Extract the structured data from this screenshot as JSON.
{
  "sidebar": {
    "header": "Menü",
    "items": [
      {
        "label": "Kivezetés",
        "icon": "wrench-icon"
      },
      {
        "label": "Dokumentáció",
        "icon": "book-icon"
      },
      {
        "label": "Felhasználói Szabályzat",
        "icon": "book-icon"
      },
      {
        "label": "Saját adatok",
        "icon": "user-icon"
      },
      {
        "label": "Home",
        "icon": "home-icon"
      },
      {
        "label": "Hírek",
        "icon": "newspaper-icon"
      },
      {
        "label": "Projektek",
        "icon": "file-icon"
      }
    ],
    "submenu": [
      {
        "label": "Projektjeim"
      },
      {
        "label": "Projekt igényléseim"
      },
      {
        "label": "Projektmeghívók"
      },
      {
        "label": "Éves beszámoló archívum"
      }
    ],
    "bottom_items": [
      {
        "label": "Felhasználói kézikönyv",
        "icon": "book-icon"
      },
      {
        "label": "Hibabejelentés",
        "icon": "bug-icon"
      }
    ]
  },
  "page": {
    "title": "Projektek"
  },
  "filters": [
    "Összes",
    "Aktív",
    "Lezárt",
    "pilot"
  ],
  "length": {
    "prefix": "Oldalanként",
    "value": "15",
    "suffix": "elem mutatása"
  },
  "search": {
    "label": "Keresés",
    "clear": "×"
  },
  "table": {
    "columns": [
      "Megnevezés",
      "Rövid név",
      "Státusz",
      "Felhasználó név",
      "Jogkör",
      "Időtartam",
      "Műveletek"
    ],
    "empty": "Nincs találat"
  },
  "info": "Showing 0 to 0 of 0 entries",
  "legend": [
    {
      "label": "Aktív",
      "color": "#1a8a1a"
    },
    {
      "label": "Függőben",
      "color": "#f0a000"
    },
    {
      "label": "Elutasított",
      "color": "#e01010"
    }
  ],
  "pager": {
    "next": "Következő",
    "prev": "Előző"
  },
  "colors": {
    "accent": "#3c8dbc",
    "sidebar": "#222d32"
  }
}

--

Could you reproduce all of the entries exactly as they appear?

Extract the structured data from this screenshot as JSON.
{
  "sidebar": {
    "header": "Menü",
    "items": [
      {
        "label": "Kivezetés",
        "icon": "wrench-icon"
      },
      {
        "label": "Dokumentáció",
        "icon": "book-icon"
      },
      {
        "label": "Felhasználói Szabályzat",
        "icon": "book-icon"
      },
      {
        "label": "Saját adatok",
        "icon": "user-icon"
      },
      {
        "label": "Home",
        "icon": "home-icon"
      },
      {
        "label": "Hírek",
        "icon": "newspaper-icon"
      },
      {
        "label": "Projektek",
        "icon": "file-icon"
      }
    ],
    "submenu": [
      {
        "label": "Projektjeim"
      },
      {
        "label": "Projekt igényléseim"
      },
      {
        "label": "Projektmeghívók"
      },
      {
        "label": "Éves beszámoló archívum"
      }
    ],
    "bottom_items": [
      {
        "label": "Felhasználói kézikönyv",
        "icon": "book-icon"
      },
      {
        "label": "Hibabejelentés",
        "icon": "bug-icon"
      }
    ]
  },
  "page": {
    "title": "Projektek"
  },
  "filters": [
    "Összes",
    "Aktív",
    "Lezárt",
    "pilot"
  ],
  "length": {
    "prefix": "Oldalanként",
    "value": "15",
    "suffix": "elem mutatása"
  },
  "search": {
    "label": "Keresés",
    "clear": "×"
  },
  "table": {
    "columns": [
      "Megnevezés",
      "Rövid név",
      "Státusz",
      "Felhasználó név",
      "Jogkör",
      "Időtartam",
      "Műveletek"
    ],
    "empty": "Nincs találat"
  },
  "info": "Showing 0 to 0 of 0 entries",
  "legend": [
    {
      "label": "Aktív",
      "color": "#1a8a1a"
    },
    {
      "label": "Függőben",
      "color": "#f0a000"
    },
    {
      "label": "Elutasított",
      "color": "#e01010"
    }
  ],
  "pager": {
    "next": "Következő",
    "prev": "Előző"
  },
  "colors": {
    "accent": "#3c8dbc",
    "sidebar": "#222d32"
  }
}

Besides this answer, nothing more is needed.